Throughout this thesis, when referring to mathematical variables, boldface will refer to vectors, and italic will refer to scalars, matrices and functions. Scalars are written in small letters and matrices in CAPITALS.
Some of the following definitions are taken, with minor modifications, from Grebogi, Hammel, Yorke, and Sauer , hereinafter referred to as GHYS. The terms trajectory, orbit, and solution are used interchangably throughout this thesis.
Definition. A true trajectory of f satisfies for . We are interested in the case where a and b are finite integers. For a chaotic map, f may be a simple equation, such as the logistic equation , which always maps the interval [-1,1] onto itself. For an ODE system like the N-body problem, represents the true solution of integrating the phase-space co-ordinates for one timestep.
Definition. is a -pseudo-trajectory, also called a noisy orbit, for f if for , where is the noise amplitude.
Definition. For , the 1-step error made between step i and step i+1 of the pseudo-trajectory is the vector . Thus, a true trajectory is one whose 1-step errors are identically zero.
Definition of shadowing. The true trajectory -shadows on if for . The two stages, of proving that a shadow exists, are refinement and containment, defined below.
Definition. A shadow step is an interval, that can be larger than the internal timestep of a numerical integrator, across which a 1-step error is computed.
Definition. The pseudo-trajectory has a glitch at point if for some relevant there exists a true trajectory that -shadows for , but no true trajectory that -shadows it for , for .
The first group of chaotic systems for which it was proven that shadow orbits exist was hyperbolic systems [2, 7]. In a 2-dimensional hyperbolic system, there are two special directions called the unstable (or expanding) and the stable (or contracting) directions, which are generally not orthogonal. Small perturbations along the stable direction decay exponentially in forward time, while small perturbations in the unstable direction grow exponentially in forward time. The two directions reverse roles in backwards time. A ``trajectory'' for such a system can be imagined as a point moving in a 2D plane, evolving through a third dimension, representing time.
For such a system it was shown that, if the angle between the stable and unstable directions is uniformly bounded away from 0, then a noisy trajectory can be shadowed for all time. For non-hyperbolic systems, it appears that shadows may exist only for finite time. The most important question in this regard is, how long can a noisy orbit be shadowed? If the time is at least as long as most typical simulations of chaotic non-hyperbolic systems, then simulations have great validity; if the shadowing time turns out to be too short, then a less stringent error measure must be resorted to, such as one listed previously.

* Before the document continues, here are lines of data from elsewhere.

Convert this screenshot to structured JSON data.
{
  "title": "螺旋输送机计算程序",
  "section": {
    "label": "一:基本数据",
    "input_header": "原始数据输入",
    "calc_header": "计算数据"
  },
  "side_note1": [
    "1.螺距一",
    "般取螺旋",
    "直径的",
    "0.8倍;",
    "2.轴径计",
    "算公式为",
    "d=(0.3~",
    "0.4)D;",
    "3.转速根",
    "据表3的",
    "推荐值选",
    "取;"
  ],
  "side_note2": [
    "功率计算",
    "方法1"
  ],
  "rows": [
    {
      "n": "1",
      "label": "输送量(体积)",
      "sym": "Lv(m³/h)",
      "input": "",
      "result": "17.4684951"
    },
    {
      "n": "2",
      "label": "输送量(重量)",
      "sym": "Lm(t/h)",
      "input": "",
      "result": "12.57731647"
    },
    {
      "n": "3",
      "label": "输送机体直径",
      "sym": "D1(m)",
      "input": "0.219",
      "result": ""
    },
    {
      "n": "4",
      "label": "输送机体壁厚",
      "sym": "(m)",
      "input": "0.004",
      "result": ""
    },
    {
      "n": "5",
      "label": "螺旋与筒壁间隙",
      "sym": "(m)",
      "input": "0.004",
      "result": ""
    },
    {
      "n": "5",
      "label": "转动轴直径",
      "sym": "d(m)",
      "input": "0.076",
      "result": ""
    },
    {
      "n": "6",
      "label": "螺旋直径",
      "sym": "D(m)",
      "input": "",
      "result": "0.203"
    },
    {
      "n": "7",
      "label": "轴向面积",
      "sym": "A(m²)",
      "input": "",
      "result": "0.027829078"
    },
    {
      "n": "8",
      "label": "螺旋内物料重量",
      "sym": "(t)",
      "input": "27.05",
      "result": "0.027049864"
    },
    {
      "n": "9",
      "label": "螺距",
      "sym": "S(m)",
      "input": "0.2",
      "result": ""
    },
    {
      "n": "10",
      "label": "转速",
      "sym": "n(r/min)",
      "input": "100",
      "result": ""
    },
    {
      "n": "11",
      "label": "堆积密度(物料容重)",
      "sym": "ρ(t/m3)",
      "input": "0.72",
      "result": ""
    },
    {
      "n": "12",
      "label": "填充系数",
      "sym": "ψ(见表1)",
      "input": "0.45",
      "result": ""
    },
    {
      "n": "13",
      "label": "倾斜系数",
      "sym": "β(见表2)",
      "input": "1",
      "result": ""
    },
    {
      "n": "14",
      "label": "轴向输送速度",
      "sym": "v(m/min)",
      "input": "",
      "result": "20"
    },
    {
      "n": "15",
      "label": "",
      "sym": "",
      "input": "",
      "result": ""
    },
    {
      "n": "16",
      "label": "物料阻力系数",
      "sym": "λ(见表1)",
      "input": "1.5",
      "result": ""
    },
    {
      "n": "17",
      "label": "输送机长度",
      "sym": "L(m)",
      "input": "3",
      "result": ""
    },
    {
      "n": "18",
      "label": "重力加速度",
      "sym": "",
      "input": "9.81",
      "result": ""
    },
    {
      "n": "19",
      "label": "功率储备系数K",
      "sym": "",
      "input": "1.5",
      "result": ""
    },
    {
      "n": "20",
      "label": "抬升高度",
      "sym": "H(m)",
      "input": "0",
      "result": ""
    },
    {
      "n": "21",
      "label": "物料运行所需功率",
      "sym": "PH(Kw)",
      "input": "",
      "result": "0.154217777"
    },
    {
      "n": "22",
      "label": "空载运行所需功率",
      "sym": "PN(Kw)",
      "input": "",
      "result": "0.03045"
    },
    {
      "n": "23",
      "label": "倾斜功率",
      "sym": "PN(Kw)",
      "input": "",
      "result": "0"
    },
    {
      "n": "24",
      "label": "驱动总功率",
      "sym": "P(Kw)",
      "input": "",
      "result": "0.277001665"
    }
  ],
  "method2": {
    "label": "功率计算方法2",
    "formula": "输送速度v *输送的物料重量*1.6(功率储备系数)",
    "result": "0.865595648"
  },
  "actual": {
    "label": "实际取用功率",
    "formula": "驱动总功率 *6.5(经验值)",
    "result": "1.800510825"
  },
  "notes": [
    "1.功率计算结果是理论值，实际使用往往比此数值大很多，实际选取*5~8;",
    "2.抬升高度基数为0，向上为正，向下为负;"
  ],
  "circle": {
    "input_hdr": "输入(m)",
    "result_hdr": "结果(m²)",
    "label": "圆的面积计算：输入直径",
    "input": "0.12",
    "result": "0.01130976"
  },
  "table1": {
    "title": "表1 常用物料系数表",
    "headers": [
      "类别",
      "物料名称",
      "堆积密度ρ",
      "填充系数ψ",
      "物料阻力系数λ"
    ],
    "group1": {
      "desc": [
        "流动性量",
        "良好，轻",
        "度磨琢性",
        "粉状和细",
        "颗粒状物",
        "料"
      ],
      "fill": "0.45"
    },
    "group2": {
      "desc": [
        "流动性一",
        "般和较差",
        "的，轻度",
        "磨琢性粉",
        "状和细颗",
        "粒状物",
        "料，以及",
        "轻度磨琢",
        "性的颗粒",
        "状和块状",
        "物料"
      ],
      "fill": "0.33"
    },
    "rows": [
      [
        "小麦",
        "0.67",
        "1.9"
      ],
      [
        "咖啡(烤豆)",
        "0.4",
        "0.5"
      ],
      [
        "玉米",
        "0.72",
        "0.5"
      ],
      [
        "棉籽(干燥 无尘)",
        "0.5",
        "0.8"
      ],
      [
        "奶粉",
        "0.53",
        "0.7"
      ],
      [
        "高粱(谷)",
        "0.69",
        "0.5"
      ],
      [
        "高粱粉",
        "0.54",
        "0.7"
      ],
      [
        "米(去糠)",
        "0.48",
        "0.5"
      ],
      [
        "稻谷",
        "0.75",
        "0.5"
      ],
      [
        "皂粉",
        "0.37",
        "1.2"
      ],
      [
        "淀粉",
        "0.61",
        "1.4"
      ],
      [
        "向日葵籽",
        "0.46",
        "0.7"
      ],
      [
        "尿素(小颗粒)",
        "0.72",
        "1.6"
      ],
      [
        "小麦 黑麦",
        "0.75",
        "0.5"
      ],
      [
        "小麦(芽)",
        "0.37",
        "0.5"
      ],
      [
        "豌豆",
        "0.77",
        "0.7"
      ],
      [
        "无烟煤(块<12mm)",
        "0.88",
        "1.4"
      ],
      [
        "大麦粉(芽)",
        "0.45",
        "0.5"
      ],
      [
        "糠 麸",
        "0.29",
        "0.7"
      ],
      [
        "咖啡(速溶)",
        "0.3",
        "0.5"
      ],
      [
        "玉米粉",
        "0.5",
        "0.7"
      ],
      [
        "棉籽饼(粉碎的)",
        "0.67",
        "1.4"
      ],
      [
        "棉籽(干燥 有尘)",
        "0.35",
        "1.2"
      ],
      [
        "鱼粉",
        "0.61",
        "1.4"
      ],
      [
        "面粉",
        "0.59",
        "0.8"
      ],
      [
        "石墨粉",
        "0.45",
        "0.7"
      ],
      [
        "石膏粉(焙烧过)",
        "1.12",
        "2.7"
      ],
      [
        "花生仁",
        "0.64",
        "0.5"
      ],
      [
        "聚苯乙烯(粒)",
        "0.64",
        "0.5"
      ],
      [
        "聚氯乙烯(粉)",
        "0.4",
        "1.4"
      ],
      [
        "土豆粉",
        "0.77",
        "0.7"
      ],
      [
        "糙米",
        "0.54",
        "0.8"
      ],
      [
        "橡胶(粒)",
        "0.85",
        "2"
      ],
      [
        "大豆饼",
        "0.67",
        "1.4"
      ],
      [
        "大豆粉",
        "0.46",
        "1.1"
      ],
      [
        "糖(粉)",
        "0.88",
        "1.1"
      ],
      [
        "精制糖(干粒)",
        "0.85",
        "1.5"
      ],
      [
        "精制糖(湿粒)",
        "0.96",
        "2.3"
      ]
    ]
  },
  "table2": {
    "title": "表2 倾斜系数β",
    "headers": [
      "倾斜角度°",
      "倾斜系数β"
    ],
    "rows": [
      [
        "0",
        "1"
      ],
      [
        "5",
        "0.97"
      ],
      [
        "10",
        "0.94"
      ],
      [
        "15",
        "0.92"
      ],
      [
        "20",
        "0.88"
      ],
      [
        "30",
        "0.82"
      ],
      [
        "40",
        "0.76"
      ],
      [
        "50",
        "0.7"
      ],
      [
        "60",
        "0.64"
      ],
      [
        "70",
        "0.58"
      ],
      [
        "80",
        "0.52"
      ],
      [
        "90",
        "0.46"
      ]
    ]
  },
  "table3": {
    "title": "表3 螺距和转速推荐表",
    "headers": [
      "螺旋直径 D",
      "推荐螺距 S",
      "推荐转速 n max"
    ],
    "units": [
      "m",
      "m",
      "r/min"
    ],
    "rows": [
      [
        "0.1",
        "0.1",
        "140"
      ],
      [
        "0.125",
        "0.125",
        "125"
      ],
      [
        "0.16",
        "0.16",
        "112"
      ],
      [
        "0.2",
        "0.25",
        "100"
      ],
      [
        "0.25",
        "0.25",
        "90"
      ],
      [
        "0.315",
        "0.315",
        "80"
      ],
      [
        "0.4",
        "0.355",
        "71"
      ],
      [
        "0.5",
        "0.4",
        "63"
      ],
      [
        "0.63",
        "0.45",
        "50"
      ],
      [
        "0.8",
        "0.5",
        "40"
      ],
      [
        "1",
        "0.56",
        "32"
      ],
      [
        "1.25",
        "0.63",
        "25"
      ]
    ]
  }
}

Definition. Refinement is an iterative process that perturbs each point of a noisy orbit in an attempt to produce a nearby orbit with less noise. A refinement iteration is successful if the trajectory before the iteration has noise and the trajectory after the iteration has noise , and , for some reasonable . Otherwise the iteration is unsuccessful.

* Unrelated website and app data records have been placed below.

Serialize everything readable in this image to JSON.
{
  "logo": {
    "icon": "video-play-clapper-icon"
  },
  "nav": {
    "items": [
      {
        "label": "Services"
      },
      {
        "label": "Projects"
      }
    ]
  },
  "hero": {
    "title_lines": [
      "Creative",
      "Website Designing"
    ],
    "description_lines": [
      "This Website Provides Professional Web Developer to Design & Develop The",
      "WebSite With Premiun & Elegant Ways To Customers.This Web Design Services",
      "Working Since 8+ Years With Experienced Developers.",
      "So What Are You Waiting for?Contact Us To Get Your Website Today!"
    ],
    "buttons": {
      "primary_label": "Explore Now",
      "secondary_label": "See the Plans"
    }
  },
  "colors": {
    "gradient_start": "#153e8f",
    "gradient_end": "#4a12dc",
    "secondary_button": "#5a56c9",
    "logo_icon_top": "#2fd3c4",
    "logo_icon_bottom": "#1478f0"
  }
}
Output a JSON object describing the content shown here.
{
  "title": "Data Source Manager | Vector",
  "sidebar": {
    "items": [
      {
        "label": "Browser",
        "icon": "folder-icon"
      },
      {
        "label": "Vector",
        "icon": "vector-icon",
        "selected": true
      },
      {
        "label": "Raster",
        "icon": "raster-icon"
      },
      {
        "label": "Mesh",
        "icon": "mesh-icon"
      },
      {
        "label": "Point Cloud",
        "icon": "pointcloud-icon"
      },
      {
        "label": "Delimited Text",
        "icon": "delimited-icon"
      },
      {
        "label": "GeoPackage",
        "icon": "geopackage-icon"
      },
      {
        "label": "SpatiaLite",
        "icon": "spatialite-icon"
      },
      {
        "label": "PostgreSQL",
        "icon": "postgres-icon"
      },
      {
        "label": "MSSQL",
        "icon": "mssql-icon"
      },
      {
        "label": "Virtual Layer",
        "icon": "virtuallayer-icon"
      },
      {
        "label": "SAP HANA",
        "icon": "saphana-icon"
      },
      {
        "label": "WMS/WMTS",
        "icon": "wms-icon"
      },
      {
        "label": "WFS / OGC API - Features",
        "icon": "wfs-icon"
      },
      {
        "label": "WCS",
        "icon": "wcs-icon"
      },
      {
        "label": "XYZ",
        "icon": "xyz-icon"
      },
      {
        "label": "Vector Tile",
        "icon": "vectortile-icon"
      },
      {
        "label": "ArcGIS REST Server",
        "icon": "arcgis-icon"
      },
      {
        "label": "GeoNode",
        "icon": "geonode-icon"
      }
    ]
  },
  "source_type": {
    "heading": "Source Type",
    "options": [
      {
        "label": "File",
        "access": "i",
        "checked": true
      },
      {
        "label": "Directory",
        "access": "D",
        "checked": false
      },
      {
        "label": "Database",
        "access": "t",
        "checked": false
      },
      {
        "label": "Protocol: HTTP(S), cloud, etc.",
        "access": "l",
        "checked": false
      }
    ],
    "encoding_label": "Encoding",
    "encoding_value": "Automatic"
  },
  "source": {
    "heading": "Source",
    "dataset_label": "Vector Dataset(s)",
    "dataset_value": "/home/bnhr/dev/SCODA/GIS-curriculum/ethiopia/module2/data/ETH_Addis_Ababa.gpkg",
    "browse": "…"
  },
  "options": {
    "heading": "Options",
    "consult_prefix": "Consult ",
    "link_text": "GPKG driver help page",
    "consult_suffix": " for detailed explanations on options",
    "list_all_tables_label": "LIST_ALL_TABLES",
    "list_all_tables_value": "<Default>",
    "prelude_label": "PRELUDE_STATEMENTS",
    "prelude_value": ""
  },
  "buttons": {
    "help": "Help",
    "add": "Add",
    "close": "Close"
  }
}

Definition. Containment is a rigorous method to prove the existence of a shadow orbit. See GHYS for details. Although this is a good area for further work, containment is beyond the scope of this thesis.
The refinement algorithm that concerns us in this thesis is the one first presented in two dimensions by GHYS, and generalized to handle arbitrary Hamiltonian systems by Quinlan and Tremaine , hereinafter referred to as QT.
QT make the distinction between dynamical noise and observational noise. Observational noise does not effect the future evolution of the system. Laboratory measurements of a macroscopic system are usually of this type; another example is computer output that prints fewer digits than are represented internally. In contrast, dynamical noise does effect the future evolution of the system. The noise introduced by numerical solution of a system of ODE's is dynamical. QT studied some existing noise-reduction algorithms in an attempt to refine noisy trajectories of chaotic systems, but none worked as well as that presented by GHYS. QT postulates that this may be because the other noise reduction algorithms were designed to reduce observational noise, whereas the GHYS procedure was designed to reduce dynamical noise in a chaotic system.